Dreary Work In The Trenches Act 1 Analysis

868 Words4 Pages
An inevitable part of trench life was the tedious task of maintaining the trenches when not under fire. In one newspaper, a soldier reports that trench life is “simply, dull, dreary work...where there’s more mud than glory and more chills on the liver than cheers” (“Dreary Work in the Trenches”). The same type of complaint of dreary work is held by the soldiers in the play who complain of “twelve weary hours..and wasting hours...and hot and heavy hours” of transporting ammunition (O’Casey 34). The alternative, according to the first soldier, is “glory” and “cheers”. However, surrounding this scene are two sets of stage directions which detail past and future destruction. The opening stage directions describe what remains of the area: “heaps…show more content…

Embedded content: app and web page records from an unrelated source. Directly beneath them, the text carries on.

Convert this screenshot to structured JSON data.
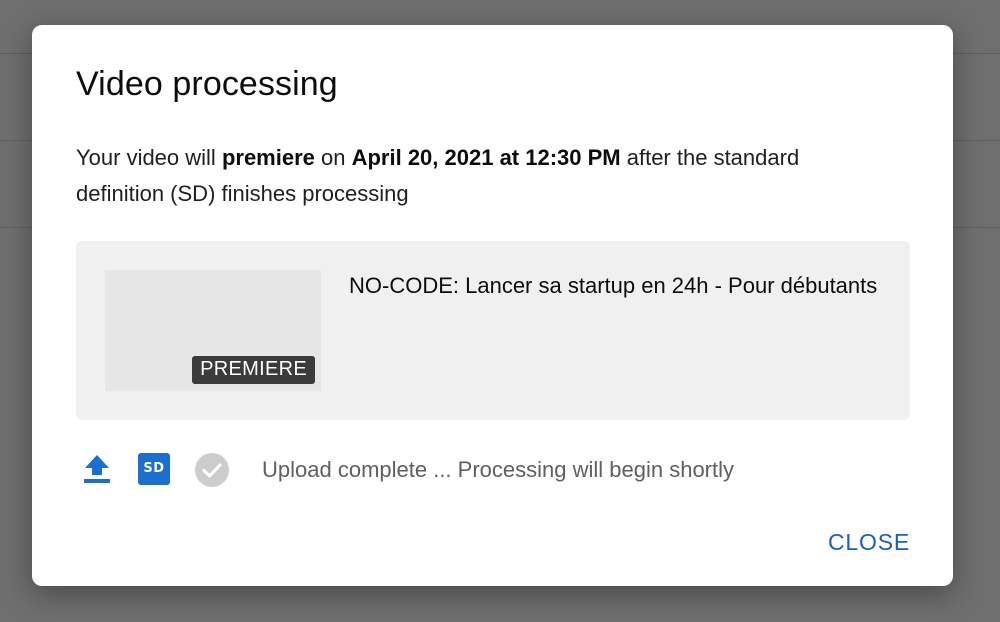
{
  "dialog": {
    "title": "Video processing",
    "description": {
      "part1": "Your video will ",
      "bold1": "premiere",
      "part2": " on ",
      "bold2": "April 20, 2021 at 12:30 PM",
      "part3": " after the standard definition (SD) finishes processing"
    },
    "video": {
      "title": "NO-CODE: Lancer sa startup en 24h - Pour débutants",
      "badge": "PREMIERE"
    },
    "status": {
      "sd_label": "SD",
      "text": "Upload complete ... Processing will begin shortly"
    },
    "close_label": "CLOSE"
  },
  "colors": {
    "accent": "#1a6fd1",
    "close": "#1a5fbf",
    "check_gray": "#cccccc"
  },
  "icons": {
    "upload": "upload-icon",
    "sd": "sd-icon",
    "check": "check-circle-icon"
  }
}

Act One had been more realistic and had focused on individual characters’ interactions with each other. However, in Act Two, nearly all the characters are nameless and are instead, listed only as numbered soldiers. The act opens with three of the unnamed soldiers complaining about their conditions, which they describe, in turn as “cold and wet and tir’d”, “wet and tir’d and cold”, and “tir’d and cold and wet”. This dialogue here seems more to take the function of a monologue broken up and divided amongst the speakers as each line is a repetition of a previous soldier’s line without any interaction between the lines. It indicates the anonymity and repetition of military life in which none of the soldier’s voices matter on an individual level. Their non-identification reflects a culture during the war in which they can only be named by their occupation. This wartime namelessness is then reflected in numerous newspaper articles about unidentified soldiers being either on the battlefield or in hospitals, a problem so large that it eventually forced one Parisian hospital to cremate all of the bodies that they had of unidentified soldiers (“Unidentified Bodies to Be
Open Document